In the current employment world, where the demand for workers often outstrips the available candidates for the roles, resignations are bound to happen. They are often not what you wanted for the business but, if done right, they can have some redeeming features.
Resignations are a part of business life
When an employee resigns it can be a very difficult time for everyone concerned. Emotions can be running high, the workplace can be disrupted, there is the future to think about and, of course, the inevitable paperwork to be done. While they are often not something you wanted to happen, they are a fact of life.
The first thing to remember then is that both sides of the table, the employee and the employer, are dealing with a difficult situation. For the Employee perhaps, you could argue that things are a little easier in some ways because they have already made a life changing decision. Where the employer is dealing with and often unexpected and potentially disruptive problem, the employee has already done the difficult part by making the decision to move on. That said, it is important for the employer to remember that resignations are rarely taken lightly and often require some real soul searching (or worse still they are the result of a problem) for the employee. Therefore, they could be emotionally unsettled and that will need careful handling.
So as the employer it is important to meet not only your legal duties, such as providing a P45 and so on, but also to try to make the best of the situation.

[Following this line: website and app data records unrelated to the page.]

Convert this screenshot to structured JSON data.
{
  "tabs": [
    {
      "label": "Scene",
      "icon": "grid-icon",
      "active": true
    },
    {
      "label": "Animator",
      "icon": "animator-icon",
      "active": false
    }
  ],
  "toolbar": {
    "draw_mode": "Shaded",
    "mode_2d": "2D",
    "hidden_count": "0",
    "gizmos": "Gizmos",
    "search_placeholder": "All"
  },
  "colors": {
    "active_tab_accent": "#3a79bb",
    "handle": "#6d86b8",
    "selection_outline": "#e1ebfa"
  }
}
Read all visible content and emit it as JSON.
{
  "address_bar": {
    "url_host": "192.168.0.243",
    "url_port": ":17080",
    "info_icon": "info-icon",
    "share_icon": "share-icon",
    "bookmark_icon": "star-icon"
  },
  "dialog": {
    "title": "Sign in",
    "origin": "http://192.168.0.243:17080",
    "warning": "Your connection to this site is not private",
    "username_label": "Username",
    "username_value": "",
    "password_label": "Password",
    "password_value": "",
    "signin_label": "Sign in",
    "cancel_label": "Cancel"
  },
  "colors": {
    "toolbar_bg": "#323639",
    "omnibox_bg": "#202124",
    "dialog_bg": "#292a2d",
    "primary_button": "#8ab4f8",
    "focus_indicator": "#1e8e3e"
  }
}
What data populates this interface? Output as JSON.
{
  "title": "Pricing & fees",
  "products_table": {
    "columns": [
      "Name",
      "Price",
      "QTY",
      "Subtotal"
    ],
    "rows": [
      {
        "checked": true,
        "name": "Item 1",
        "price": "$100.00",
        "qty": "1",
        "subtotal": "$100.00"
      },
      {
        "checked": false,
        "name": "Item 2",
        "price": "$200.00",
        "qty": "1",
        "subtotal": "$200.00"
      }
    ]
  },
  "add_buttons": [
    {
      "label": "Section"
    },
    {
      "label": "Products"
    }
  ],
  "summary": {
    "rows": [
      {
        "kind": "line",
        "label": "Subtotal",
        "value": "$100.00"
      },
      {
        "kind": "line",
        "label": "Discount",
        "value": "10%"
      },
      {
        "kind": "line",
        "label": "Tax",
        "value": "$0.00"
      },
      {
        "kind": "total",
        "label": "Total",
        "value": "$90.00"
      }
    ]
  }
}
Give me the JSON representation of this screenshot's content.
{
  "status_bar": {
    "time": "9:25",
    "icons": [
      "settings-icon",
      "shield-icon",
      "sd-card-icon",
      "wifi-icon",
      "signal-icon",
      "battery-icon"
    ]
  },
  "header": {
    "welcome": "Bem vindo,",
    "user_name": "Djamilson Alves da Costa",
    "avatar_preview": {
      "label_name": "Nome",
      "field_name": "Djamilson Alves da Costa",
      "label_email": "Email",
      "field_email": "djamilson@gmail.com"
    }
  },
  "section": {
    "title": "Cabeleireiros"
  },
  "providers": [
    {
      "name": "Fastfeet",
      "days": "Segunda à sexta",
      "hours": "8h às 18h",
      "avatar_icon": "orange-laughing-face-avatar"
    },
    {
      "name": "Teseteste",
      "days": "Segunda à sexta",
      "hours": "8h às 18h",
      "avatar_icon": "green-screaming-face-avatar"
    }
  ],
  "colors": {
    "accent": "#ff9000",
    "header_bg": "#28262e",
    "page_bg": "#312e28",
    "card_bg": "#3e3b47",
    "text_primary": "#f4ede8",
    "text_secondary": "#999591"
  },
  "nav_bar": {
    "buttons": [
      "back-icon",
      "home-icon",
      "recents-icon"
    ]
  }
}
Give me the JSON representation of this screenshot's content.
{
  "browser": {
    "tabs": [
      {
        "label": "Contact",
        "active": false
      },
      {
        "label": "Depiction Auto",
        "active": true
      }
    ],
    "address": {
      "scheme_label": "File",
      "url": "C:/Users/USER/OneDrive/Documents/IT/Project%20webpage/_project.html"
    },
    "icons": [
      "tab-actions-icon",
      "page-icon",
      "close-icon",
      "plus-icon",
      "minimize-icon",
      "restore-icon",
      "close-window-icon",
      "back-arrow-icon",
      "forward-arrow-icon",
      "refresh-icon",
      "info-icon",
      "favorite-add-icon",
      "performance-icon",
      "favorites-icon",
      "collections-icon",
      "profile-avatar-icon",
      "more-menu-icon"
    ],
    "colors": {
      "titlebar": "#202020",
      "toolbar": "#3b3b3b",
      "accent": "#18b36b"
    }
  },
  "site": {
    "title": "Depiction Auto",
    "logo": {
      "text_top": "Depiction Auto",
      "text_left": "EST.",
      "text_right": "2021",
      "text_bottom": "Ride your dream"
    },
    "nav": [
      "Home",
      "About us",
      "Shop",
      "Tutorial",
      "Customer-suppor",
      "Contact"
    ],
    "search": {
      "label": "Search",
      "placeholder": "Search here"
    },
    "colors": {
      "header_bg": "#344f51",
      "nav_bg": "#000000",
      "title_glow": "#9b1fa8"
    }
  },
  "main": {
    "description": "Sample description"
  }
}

Stay calm and control the process
This may sound obvious, but it can be more difficult than you would expect. In some cases, you may feel as if you have taken the time, effort, and money to invest in an employee and they have then taken those skills elsewhere. It’s probably worth keeping in mind that the decision they made was not personal and probably quite difficult for them. The important thing is to remain calm so you can control the offboarding process effectively.
Start the process immediately
As soon as possible after the resignation has been accepted set the leaving date, alert your payroll team to the situation, and make sure HR know and are starting the process of replacing the employee by contacting your recruitment partner. When you inform the team may need careful handling though.
Try to find out why the employee is leaving
You would be surprised how often we hear a candidate who resigned tell us that nobody bothered to ask why. While salary is, of course, often a deciding factor there can be many others. Some, such as a change in personal circumstances may open a door for you, others may point to systemic issues in the company or other work related problems. An exit interview can be very informative but be prepared to hear things you may not like. Toxic workplace environments, management issues, a lack of career progression, workload complaints and poor leadership are very common reasons for leaving. They may not be what you want to hear, but do you really not want to know if they are happening?
Start to plan for a smooth transition
In an ideal world there will be a cross over period where the old employee can hand over the job role to the new person. However, that isn’t common so you may need to ask the leaving employee to help smooth the passage by creating job specification, customer profiles or perhaps even a video record of specific tasks. They can also arrange the distribution of work temporarily among the existing team and resolve current projects and workflows. These have the double effect of making the transition easier for the new person, as well as showing that you valued and respected the leaving employee.
To counteroffer or not?
There is sometimes a gut reaction to counteroffer for key employees. Be careful with these because they can muddy things and even be done in anger at the employee’s decision. A counteroffer should not be a result of a feeling of being blackmailed or a knee jerk reaction. The sad truth is that most employees who accept a counteroffer end up leaving within a relatively short period anyway. So, it’s best to take a few days, assess what will be needed to replace the employee (including if your current salary and benefits are market ready – call us, we are happy to chat about that) and only then make a decision about whether to match the leavers new offer.
Ask for their help in finding a replacement
One often missed opportunity with key personnel is to ask if they can suggest a replacement. If they can, let us know and we will see what we can do.
Offer support to build your employer brand
Remember, your ex-employee is taking your brand with them when they leave. If you offer support in the form of exit interviews, understanding, references, a thank you for their service and similar small displays for respect the will leave with a positive impression. That will only enhance your employer brand.
When it comes to an employee resignation it is all about the process being followed, learning what you can to help improve things for the next employee and maintaining respect and understanding throughout. It may not be a process you want to go through, but that doesn’t mean it needs to be any more difficult that necessary. In fact, it could turn out to be very useful in the long run.